PROMPT: All of the records must be repeated exactly.

GIVEN DATA:
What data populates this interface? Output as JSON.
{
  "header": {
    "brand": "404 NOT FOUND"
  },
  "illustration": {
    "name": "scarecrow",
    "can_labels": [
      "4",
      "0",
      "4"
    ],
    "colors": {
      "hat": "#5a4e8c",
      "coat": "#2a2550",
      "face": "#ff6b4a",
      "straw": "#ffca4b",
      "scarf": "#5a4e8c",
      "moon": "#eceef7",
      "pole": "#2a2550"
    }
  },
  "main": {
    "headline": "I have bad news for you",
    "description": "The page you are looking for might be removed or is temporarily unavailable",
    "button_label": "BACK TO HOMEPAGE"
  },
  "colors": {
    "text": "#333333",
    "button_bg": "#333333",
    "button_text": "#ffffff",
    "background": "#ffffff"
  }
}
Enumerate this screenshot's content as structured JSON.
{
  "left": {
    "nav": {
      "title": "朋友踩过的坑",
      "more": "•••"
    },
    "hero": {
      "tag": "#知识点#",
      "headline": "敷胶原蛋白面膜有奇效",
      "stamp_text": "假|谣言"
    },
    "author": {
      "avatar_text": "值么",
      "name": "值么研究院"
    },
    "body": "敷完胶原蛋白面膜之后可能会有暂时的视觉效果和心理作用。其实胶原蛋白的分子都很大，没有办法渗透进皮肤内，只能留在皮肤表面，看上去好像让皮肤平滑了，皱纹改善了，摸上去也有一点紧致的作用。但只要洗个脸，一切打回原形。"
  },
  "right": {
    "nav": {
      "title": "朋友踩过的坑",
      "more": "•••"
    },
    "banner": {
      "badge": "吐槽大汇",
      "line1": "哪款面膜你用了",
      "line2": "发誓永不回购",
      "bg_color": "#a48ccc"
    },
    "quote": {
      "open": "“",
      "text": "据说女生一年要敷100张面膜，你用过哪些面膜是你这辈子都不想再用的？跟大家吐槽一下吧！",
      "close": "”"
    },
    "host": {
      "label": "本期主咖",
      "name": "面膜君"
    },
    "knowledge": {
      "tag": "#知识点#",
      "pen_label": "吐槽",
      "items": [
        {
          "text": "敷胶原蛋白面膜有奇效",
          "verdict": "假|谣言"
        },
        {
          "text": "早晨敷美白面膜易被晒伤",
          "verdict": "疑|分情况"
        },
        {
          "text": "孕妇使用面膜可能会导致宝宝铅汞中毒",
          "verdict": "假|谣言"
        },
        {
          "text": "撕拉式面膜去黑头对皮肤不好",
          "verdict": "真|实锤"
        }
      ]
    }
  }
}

SOLUTION TO THE EXERCISE:
What data populates this interface? Output as JSON.
{
  "header": {
    "brand": "404 NOT FOUND"
  },
  "illustration": {
    "name": "scarecrow",
    "can_labels": [
      "4",
      "0",
      "4"
    ],
    "colors": {
      "hat": "#5a4e8c",
      "coat": "#2a2550",
      "face": "#ff6b4a",
      "straw": "#ffca4b",
      "scarf": "#5a4e8c",
      "moon": "#eceef7",
      "pole": "#2a2550"
    }
  },
  "main": {
    "headline": "I have bad news for you",
    "description": "The page you are looking for might be removed or is temporarily unavailable",
    "button_label": "BACK TO HOMEPAGE"
  },
  "colors": {
    "text": "#333333",
    "button_bg": "#333333",
    "button_text": "#ffffff",
    "background": "#ffffff"
  }
}
Enumerate this screenshot's content as structured JSON.
{
  "left": {
    "nav": {
      "title": "朋友踩过的坑",
      "more": "•••"
    },
    "hero": {
      "tag": "#知识点#",
      "headline": "敷胶原蛋白面膜有奇效",
      "stamp_text": "假|谣言"
    },
    "author": {
      "avatar_text": "值么",
      "name": "值么研究院"
    },
    "body": "敷完胶原蛋白面膜之后可能会有暂时的视觉效果和心理作用。其实胶原蛋白的分子都很大，没有办法渗透进皮肤内，只能留在皮肤表面，看上去好像让皮肤平滑了，皱纹改善了，摸上去也有一点紧致的作用。但只要洗个脸，一切打回原形。"
  },
  "right": {
    "nav": {
      "title": "朋友踩过的坑",
      "more": "•••"
    },
    "banner": {
      "badge": "吐槽大汇",
      "line1": "哪款面膜你用了",
      "line2": "发誓永不回购",
      "bg_color": "#a48ccc"
    },
    "quote": {
      "open": "“",
      "text": "据说女生一年要敷100张面膜，你用过哪些面膜是你这辈子都不想再用的？跟大家吐槽一下吧！",
      "close": "”"
    },
    "host": {
      "label": "本期主咖",
      "name": "面膜君"
    },
    "knowledge": {
      "tag": "#知识点#",
      "pen_label": "吐槽",
      "items": [
        {
          "text": "敷胶原蛋白面膜有奇效",
          "verdict": "假|谣言"
        },
        {
          "text": "早晨敷美白面膜易被晒伤",
          "verdict": "疑|分情况"
        },
        {
          "text": "孕妇使用面膜可能会导致宝宝铅汞中毒",
          "verdict": "假|谣言"
        },
        {
          "text": "撕拉式面膜去黑头对皮肤不好",
          "verdict": "真|实锤"
        }
      ]
    }
  }
}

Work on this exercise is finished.